Proposed Policy: Pledging of company stock by directors and executive officers joins the list of most problematic pay practices related to non-performance-based compensation, which can potentially lead to an “against” say-on-pay vote recommendation.
ISS has requested comments on what level of pledging of company stock should be considered a significant level to cause investor concern; whether pledging raises significant enough concern to warrant voting action relating to say-on-pay proposals or on board or committee members; what remedial actions on pledging might address concerns and any other factors that should be considered by investors.
Dodd-Frank requires companies to hold separate shareholder votes on potential golden parachute payments when they seek shareholder approval for mergers, sales and certain transactions.
Proposed Policy: Recommend that investors vote on golden parachute proposals (including existing change-in-control arrangements maintained with named executive officers rather than focusing primarily on new or extended arrangements) on a case-by-case basis and place further scrutiny on the presence of multiple legacy problematic features. Features that could result in an “against” vote recommendation include one or more of the following, depending on the number, magnitude and/or timing of issue(s):
- Single- or modified single-trigger cash severance
- Single-trigger acceleration of unvested equity awards
- Excessive cash severance greater than of 3x salary and bonus
- Excise tax gross-ups triggered and payable (as opposed to a provision to provide excise tax gross-ups)
- Excessive golden parachute payments (on an absolute basis or as a percentage of transaction equity value)
- Recent amendments to incorporate any problematic features or recent actions (such as extraordinary equity grants) that make packages so attractive as to influence merger agreements that may not be in shareholders’ best interest
- Company’s assertion that proposed transaction is conditioned on shareholder approval of the say-on-golden parachute advisory notice

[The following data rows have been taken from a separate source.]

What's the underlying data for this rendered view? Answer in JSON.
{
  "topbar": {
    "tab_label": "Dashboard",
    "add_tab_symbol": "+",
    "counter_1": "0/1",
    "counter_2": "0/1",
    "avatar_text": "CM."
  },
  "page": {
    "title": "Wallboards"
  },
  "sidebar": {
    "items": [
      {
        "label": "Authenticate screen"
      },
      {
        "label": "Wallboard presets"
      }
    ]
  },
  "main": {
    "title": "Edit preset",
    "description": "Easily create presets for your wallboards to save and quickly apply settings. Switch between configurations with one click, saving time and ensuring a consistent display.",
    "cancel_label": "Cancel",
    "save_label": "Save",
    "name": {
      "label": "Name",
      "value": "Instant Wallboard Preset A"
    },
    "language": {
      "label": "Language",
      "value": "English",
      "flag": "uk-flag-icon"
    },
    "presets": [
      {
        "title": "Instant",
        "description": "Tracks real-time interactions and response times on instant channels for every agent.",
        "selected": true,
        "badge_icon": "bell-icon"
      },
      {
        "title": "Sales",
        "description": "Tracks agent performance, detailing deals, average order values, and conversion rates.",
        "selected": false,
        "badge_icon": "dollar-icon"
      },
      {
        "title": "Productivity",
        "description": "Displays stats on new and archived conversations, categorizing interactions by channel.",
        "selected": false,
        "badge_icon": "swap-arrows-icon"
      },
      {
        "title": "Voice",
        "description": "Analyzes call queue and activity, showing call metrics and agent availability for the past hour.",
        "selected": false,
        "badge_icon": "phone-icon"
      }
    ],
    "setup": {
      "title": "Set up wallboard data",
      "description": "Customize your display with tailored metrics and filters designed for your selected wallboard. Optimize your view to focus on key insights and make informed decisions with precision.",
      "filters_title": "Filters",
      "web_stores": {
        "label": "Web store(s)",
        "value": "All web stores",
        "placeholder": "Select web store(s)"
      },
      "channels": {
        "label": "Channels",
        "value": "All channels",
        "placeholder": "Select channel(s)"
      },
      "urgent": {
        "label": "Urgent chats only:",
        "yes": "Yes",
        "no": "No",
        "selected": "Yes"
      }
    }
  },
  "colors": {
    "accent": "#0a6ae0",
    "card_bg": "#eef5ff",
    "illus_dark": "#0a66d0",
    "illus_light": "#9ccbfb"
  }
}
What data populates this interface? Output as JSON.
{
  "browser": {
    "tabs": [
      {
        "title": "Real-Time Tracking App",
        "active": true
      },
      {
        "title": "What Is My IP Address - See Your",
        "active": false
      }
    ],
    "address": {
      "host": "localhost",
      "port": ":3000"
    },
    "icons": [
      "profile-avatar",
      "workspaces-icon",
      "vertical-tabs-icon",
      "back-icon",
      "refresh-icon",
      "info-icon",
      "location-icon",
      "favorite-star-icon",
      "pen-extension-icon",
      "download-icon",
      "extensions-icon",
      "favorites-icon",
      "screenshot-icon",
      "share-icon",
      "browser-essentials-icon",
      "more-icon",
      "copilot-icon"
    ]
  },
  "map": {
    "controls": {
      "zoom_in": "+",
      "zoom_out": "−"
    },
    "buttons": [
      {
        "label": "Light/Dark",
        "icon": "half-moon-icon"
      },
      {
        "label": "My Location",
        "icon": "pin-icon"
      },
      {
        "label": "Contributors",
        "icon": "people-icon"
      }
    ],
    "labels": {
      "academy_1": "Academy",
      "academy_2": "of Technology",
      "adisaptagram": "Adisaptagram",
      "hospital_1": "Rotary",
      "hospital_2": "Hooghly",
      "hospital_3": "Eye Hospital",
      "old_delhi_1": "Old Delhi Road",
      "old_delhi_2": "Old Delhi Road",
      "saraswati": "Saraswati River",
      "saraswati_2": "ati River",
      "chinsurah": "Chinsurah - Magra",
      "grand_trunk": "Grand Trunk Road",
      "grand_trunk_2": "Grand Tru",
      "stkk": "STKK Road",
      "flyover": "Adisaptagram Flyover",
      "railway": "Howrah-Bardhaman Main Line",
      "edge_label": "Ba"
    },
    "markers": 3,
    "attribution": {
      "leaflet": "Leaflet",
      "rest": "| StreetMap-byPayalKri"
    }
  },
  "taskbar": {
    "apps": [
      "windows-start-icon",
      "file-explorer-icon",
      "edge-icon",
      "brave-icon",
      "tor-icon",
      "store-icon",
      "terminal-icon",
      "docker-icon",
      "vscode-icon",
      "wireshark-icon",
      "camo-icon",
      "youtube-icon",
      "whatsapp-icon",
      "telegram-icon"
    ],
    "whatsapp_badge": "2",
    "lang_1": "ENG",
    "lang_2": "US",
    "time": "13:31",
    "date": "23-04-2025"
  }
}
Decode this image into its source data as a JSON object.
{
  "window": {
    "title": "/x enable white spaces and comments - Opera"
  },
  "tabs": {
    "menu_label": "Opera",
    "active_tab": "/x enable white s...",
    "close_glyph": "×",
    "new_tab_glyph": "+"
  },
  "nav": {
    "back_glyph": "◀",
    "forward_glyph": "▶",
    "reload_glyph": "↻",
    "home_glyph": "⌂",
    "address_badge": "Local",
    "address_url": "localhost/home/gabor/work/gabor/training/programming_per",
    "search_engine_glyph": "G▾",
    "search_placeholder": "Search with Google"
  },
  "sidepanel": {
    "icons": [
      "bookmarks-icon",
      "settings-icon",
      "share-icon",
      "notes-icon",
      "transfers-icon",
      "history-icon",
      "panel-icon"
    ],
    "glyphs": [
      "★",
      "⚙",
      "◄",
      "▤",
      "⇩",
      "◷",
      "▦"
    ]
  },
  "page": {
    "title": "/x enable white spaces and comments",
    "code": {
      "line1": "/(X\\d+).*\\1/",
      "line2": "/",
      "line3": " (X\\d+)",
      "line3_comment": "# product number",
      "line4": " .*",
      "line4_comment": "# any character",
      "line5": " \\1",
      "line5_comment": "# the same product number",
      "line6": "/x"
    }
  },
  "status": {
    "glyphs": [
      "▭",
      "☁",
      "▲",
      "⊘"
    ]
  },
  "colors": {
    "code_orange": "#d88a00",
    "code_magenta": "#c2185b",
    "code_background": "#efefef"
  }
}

The proposed change is anticipated to increase the number of ISS’ negative vote recommendations. ISS has requested specific feedback as to whether investors would differentiate between new and existing arrangements when evaluating a say-on-golden parachute proposal, whether the number of problematic features would be a consideration in the analysis and whether any other factors that should be considered in evaluating say-on-golden parachute proposals.
Environmental and Social Non-Financial Metrics
Current Policy: Recommend a “generally vote against” on proposals to link executive compensation to sustainability (environmental and social) criteria.
Proposed Policy: Recommend a vote on a case-by-case basis taking into account the following factors:
- Whether the company has significant and/or persistent controversies or violations regarding social and/or environmental issues;
- Whether the company has management systems and oversight mechanisms in place regarding its social and environmental performance;
- The degree to which industry peers have incorporated similar non-financial performance criteria in their executive compensation practices; and
- The company’s current level of disclosure regarding its environmental and social performance.
ISS is specifically seeking comments as to whether an organization would consider any additional factors when a proposal requesting the addition of environmental and social non-financial performance measures to an executive compensation plan is being evaluated and whether any distinction is made between proposals requesting the addition of environmental and social non-financial performance measures to executive compensation plans and those proposals that request a report on linking, or on the feasibility of linking, environmental and social non-financial performance measures to executive compensation plans.
More details on the proposed changes can be found at http://issgovernance.com. Comments are due by the end of this month and may be submitted via e-mail to email@example.com. Any policy changes (which are expected to be released in November) will be effective for the 2013 proxy season.